The ruling makes permanent the temporary decision U.S. District Judge George B. Daniels made last week, which allowed O’Neal to return to action even though he had not served all of the 25-game suspension imposed by commissioner David Stern.



The league went to court after arbitrator Roger Kaplan said O’Neal’s penalty should be cut to 15 games, citing the player’s “character, community involvement and citizenship.”



The NBA challenged Kaplan’s authority to hear an appeal of Stern’s punishment.



“We are puzzled with Judge Daniels’ ruling because the collective-bargaining agreement states that an appeal of a suspension for ‘conduct on the playing court’ may be made only to the commissioner, not to an arbitrator, and Jermaine O’Neal’s actions took place entirely on the playing court,” the NBA said in a statement.



Hours of legal arguments this week and last week focused on whether the brawl could be considered on-court or off-court behavior. Language in player contracts seemed to indicate on-court behavior is punishable by the league commissioner and cannot be appealed to an arbitrator.



League lawyer Jeffrey Mishkin argued that the fight with fans was on-court behavior, especially when players were “wearing an NBA uniform on national television.”



Union attorney Jeffrey Kessler argued that it was not.
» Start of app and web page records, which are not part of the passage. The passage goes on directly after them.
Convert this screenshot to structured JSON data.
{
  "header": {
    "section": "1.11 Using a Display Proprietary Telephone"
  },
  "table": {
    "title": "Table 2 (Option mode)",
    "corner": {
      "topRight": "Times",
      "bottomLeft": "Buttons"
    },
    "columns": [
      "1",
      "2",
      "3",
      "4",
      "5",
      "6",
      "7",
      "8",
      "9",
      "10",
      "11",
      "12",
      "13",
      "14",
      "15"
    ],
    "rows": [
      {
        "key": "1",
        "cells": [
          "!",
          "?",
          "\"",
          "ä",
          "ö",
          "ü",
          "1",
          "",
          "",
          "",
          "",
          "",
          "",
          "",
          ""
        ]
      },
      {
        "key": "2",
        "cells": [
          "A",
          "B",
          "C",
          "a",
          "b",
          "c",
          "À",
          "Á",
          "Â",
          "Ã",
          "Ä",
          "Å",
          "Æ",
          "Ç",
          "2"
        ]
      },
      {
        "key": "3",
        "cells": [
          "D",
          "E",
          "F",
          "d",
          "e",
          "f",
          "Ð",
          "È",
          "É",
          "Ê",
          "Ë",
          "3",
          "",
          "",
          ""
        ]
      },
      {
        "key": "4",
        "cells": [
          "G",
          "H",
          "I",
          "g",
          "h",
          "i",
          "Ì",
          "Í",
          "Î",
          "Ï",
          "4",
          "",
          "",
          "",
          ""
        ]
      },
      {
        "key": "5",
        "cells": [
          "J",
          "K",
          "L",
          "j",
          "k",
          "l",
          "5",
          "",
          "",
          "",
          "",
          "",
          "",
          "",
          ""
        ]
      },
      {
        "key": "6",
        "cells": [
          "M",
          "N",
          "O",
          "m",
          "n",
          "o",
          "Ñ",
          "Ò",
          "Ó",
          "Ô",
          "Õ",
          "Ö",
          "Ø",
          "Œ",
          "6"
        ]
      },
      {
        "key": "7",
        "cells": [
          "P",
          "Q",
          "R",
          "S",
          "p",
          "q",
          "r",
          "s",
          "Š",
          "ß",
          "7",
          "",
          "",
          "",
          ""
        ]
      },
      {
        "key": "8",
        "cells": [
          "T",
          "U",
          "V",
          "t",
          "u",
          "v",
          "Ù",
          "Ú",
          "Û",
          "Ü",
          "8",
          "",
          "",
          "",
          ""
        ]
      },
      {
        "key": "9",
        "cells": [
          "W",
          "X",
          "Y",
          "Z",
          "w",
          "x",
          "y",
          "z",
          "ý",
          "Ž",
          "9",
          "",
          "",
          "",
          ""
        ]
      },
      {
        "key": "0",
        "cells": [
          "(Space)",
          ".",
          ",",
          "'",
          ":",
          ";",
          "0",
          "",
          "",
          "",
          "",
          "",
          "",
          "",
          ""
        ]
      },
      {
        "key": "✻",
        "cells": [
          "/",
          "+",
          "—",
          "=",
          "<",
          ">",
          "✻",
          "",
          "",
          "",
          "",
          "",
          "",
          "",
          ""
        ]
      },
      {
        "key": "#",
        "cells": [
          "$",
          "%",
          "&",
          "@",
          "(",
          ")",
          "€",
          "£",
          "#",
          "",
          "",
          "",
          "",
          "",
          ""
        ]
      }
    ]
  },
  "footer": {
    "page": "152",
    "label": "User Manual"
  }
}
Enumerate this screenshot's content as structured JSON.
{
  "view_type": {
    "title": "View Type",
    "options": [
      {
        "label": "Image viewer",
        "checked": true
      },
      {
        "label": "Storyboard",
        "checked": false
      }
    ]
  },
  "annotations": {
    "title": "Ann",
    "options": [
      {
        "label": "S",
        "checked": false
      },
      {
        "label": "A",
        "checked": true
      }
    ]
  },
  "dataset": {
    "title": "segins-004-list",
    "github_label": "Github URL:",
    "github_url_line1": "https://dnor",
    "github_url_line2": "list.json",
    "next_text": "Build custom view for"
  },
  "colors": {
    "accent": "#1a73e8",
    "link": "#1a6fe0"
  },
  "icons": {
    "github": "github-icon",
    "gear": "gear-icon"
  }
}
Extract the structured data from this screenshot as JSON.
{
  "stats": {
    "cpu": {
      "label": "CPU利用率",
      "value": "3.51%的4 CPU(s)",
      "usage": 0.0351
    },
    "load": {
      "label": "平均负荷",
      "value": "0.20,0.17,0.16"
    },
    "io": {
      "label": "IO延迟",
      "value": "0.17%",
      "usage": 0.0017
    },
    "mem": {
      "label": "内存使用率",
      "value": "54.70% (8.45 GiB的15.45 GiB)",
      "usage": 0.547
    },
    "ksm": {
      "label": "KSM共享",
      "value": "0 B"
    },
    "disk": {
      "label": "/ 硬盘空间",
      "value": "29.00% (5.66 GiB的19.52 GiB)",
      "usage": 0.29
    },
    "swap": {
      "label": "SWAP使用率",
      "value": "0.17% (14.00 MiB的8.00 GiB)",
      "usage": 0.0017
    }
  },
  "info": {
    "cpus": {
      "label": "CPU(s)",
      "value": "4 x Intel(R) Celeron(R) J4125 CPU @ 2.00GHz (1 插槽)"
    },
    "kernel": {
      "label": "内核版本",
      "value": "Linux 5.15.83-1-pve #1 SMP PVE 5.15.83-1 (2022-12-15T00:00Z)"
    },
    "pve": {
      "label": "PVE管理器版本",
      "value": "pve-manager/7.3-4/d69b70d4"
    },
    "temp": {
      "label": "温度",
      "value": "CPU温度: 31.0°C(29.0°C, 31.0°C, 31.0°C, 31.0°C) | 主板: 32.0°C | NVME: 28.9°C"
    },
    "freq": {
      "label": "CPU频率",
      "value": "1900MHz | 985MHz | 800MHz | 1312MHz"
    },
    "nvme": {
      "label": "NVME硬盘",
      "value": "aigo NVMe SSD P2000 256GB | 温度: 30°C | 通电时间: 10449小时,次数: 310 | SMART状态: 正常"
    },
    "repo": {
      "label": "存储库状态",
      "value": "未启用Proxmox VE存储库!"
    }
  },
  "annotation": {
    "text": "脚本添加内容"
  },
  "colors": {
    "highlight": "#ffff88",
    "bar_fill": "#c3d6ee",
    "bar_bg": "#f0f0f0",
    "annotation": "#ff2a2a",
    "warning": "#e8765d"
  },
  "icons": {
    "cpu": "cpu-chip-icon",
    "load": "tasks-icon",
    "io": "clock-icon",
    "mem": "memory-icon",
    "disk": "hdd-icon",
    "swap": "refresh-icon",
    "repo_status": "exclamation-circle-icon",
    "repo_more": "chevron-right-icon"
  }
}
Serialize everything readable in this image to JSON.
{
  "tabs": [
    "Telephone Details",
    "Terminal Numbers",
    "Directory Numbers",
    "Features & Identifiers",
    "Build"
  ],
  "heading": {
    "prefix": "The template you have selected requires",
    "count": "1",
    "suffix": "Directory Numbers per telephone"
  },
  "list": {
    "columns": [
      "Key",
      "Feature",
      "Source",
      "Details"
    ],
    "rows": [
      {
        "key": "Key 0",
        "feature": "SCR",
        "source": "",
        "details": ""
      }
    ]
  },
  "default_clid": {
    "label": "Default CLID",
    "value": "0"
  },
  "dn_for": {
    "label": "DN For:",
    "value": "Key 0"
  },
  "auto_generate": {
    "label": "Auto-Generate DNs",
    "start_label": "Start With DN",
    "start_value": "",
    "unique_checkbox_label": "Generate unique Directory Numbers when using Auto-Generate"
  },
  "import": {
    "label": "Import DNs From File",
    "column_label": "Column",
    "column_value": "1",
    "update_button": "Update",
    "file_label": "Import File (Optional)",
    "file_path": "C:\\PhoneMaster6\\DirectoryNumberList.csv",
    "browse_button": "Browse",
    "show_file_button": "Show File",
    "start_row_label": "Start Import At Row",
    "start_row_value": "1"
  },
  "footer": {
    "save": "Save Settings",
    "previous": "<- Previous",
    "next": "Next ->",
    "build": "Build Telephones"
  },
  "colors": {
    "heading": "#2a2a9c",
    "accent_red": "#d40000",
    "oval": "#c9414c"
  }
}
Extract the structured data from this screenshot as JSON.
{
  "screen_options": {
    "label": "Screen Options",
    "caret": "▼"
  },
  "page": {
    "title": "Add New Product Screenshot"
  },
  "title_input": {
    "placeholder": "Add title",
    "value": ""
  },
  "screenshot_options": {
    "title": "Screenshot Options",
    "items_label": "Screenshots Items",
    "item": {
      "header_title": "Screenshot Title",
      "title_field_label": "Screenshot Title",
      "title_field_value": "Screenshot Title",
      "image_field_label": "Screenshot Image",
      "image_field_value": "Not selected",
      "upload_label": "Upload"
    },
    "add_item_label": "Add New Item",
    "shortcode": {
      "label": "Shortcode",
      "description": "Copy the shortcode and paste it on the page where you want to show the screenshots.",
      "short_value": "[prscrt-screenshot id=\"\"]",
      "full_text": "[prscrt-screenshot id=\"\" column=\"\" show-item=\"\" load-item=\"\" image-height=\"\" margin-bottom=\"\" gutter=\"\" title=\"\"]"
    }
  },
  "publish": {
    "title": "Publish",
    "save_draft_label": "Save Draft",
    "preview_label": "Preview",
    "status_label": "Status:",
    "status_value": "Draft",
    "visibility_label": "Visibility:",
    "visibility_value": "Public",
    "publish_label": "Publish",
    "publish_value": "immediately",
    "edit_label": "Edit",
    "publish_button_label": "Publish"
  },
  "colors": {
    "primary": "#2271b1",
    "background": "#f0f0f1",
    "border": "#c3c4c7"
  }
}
“Fighting with or striking a fan has never been characterized as conduct on the playing court,” Daniels said, reading from a written ruling. “Striking a fan is inexcusable, and appropriately considered something different and much more serious.”





Notes



Yao Ming is more than 60,000 votes ahead of Shaquille O’Neal in the race to finish No. 1 overall in All-Star Game balloting.



Through two rounds of voting, Yao — the center for the Western Conference’s Houston Rockets — has 1,373,458. O’Neal of the Miami Heat tops the Eastern Conference with 1,311,762.



Minnesota’s Kevin Garnett is third overall, leading West forwards with 1,142,804 votes, followed by San Antonio’s Tim Duncan (886,547).



In the East, New Jersey’s Vince Carter (938,817) and Orlando’s Grant Hill (848,061) lead the forwards, while Cleveland’s LeBron James (843,363) and Philadelphia’s Allen Iverson (825,179) top the guards.



• Phoenix Suns chairman Jerry Colangelo underwent successful prostate-cancer surgery in New York, the team said. Colangelo, 65, was diagnosed with prostate cancer last month. He was resting comfortably following the operation and will remain in the hospital for a few days.